‘Theodoric the Great’ villa mosaic found near Verona in Italy

A section of the ancient Roman mosaic flooring from the 5th century AD villa of Ostrogoth king Theodoric the Great has been discovered near the northern Italian city of Verona.

The mosaic was found during digging to replace gas pipes at Montorio outside Verona.

There is no direct evidence, but given the extent and wealth of finds, it is reasonable to think that it was a villa referring to the emperor Theodoric or the highest-ranking prime minister of his collaborators. If it wasn’t Theodoric’s villa, it must have belonged to someone of enormous wealth who was very close to him.

“Bits of mosaic, thermal facilities, and residential complexes have been emerging in a scattered way at Montorio over the past decades and it is now time to systematize them,” said Verona cultural heritage superintendent Vincenzo Tinè.

‘Theodoric the Great’ villa mosaic found near Verona in Italy

Theodoric was not technically a Roman emperor. He was three different varieties of the king, though, starting in 475 A.D. as King of the Ostrogoths, then adding King of Italy in 493 and of the Visigoths in 511. By the time of his death in 526, Though Theodoric himself only used the title ‘king’ (rex), some scholars characterize him as a Western Roman Emperor in all but name, since he ruled large parts of the former Western Roman Empire, had received the former Western imperial regalia from Constantinople in 497 and was referred to by the title Augustus by some of his subjects.

Theodoric reigned over most of what had been the Western Roman Empire. He spent his childhood as a noble hostage at the imperial court in Constantinople and was educated there in the Eastern Roman tradition.

As ruler of the combined Gothic realms, Theodoric controlled an empire stretching from the Atlantic Ocean to the Adriatic Sea.

‘Theodoric the Great’ villa mosaic found near Verona in Italy

Theodoric promoted the rebuilding of Roman cities and the preservation of ancient monuments in Italy.

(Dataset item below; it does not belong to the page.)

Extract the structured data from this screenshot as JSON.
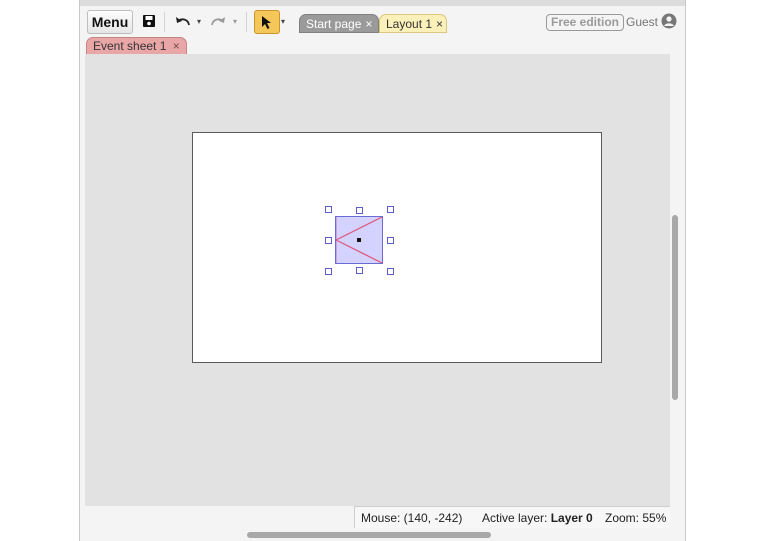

He instituted a vast program of reconstruction of Roman cities and infrastructure, restoring ancient aqueducts, baths, churches, the Aurelian walls of Rome, and the defensive walls of myriad other cities in Italy. He threw in a few new palaces for himself while he was at it, most famously in his capital of Ravenna, but also in other northern Italian cities like Verona.

The mosaic will remain in place. It will be cleaned and documented in detail before being reburied. Some local residents have proposed covering it with plexiglass so that the mosaic is still visible, something that has already been done in the historic center of Verona, but this mosaic is in a terribly awkward position, trapped under networks of old pipes surrounded by houses so is unfortunately not a good candidate for display.